The data below should be repeated exactly and in full.

═══ Data provided ═══

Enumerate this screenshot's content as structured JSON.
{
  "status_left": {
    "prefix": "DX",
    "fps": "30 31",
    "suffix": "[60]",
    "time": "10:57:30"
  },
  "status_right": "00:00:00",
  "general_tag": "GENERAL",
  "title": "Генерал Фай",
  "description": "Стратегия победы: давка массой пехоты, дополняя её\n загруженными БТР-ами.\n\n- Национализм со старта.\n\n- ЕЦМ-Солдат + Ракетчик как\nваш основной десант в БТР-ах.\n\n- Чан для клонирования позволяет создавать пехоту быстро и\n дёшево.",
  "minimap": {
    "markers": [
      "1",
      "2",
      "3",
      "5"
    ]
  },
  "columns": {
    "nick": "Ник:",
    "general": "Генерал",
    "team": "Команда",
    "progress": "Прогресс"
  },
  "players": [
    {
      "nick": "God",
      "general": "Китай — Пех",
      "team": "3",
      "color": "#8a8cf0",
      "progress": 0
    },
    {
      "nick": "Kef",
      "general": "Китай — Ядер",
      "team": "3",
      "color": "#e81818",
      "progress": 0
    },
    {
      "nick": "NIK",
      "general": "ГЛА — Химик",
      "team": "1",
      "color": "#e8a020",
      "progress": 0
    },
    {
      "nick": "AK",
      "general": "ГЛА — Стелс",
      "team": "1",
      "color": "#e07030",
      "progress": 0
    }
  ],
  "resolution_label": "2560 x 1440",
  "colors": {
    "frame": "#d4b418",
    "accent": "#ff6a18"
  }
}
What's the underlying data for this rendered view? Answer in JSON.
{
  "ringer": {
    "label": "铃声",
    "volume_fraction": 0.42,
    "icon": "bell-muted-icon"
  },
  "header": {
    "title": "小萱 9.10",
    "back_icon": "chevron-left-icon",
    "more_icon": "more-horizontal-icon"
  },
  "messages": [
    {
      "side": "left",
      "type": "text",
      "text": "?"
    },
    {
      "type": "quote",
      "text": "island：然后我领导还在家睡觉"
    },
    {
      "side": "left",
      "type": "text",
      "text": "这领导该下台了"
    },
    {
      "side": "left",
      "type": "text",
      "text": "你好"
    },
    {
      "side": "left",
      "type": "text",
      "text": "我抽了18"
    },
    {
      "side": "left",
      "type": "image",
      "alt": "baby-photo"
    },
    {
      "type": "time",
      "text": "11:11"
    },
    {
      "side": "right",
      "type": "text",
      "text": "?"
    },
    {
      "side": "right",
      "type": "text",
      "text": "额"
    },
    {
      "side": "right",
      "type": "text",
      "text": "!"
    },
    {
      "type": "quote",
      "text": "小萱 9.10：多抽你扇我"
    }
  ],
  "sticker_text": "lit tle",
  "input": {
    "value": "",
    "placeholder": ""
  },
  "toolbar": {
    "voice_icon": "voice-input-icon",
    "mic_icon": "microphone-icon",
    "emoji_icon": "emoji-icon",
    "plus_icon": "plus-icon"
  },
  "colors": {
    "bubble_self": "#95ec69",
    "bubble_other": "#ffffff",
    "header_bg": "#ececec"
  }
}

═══

Result of this task:
Enumerate this screenshot's content as structured JSON.
{
  "status_left": {
    "prefix": "DX",
    "fps": "30 31",
    "suffix": "[60]",
    "time": "10:57:30"
  },
  "status_right": "00:00:00",
  "general_tag": "GENERAL",
  "title": "Генерал Фай",
  "description": "Стратегия победы: давка массой пехоты, дополняя её\n загруженными БТР-ами.\n\n- Национализм со старта.\n\n- ЕЦМ-Солдат + Ракетчик как\nваш основной десант в БТР-ах.\n\n- Чан для клонирования позволяет создавать пехоту быстро и\n дёшево.",
  "minimap": {
    "markers": [
      "1",
      "2",
      "3",
      "5"
    ]
  },
  "columns": {
    "nick": "Ник:",
    "general": "Генерал",
    "team": "Команда",
    "progress": "Прогресс"
  },
  "players": [
    {
      "nick": "God",
      "general": "Китай — Пех",
      "team": "3",
      "color": "#8a8cf0",
      "progress": 0
    },
    {
      "nick": "Kef",
      "general": "Китай — Ядер",
      "team": "3",
      "color": "#e81818",
      "progress": 0
    },
    {
      "nick": "NIK",
      "general": "ГЛА — Химик",
      "team": "1",
      "color": "#e8a020",
      "progress": 0
    },
    {
      "nick": "AK",
      "general": "ГЛА — Стелс",
      "team": "1",
      "color": "#e07030",
      "progress": 0
    }
  ],
  "resolution_label": "2560 x 1440",
  "colors": {
    "frame": "#d4b418",
    "accent": "#ff6a18"
  }
}
What's the underlying data for this rendered view? Answer in JSON.
{
  "ringer": {
    "label": "铃声",
    "volume_fraction": 0.42,
    "icon": "bell-muted-icon"
  },
  "header": {
    "title": "小萱 9.10",
    "back_icon": "chevron-left-icon",
    "more_icon": "more-horizontal-icon"
  },
  "messages": [
    {
      "side": "left",
      "type": "text",
      "text": "?"
    },
    {
      "type": "quote",
      "text": "island：然后我领导还在家睡觉"
    },
    {
      "side": "left",
      "type": "text",
      "text": "这领导该下台了"
    },
    {
      "side": "left",
      "type": "text",
      "text": "你好"
    },
    {
      "side": "left",
      "type": "text",
      "text": "我抽了18"
    },
    {
      "side": "left",
      "type": "image",
      "alt": "baby-photo"
    },
    {
      "type": "time",
      "text": "11:11"
    },
    {
      "side": "right",
      "type": "text",
      "text": "?"
    },
    {
      "side": "right",
      "type": "text",
      "text": "额"
    },
    {
      "side": "right",
      "type": "text",
      "text": "!"
    },
    {
      "type": "quote",
      "text": "小萱 9.10：多抽你扇我"
    }
  ],
  "sticker_text": "lit tle",
  "input": {
    "value": "",
    "placeholder": ""
  },
  "toolbar": {
    "voice_icon": "voice-input-icon",
    "mic_icon": "microphone-icon",
    "emoji_icon": "emoji-icon",
    "plus_icon": "plus-icon"
  },
  "colors": {
    "bubble_self": "#95ec69",
    "bubble_other": "#ffffff",
    "header_bg": "#ececec"
  }
}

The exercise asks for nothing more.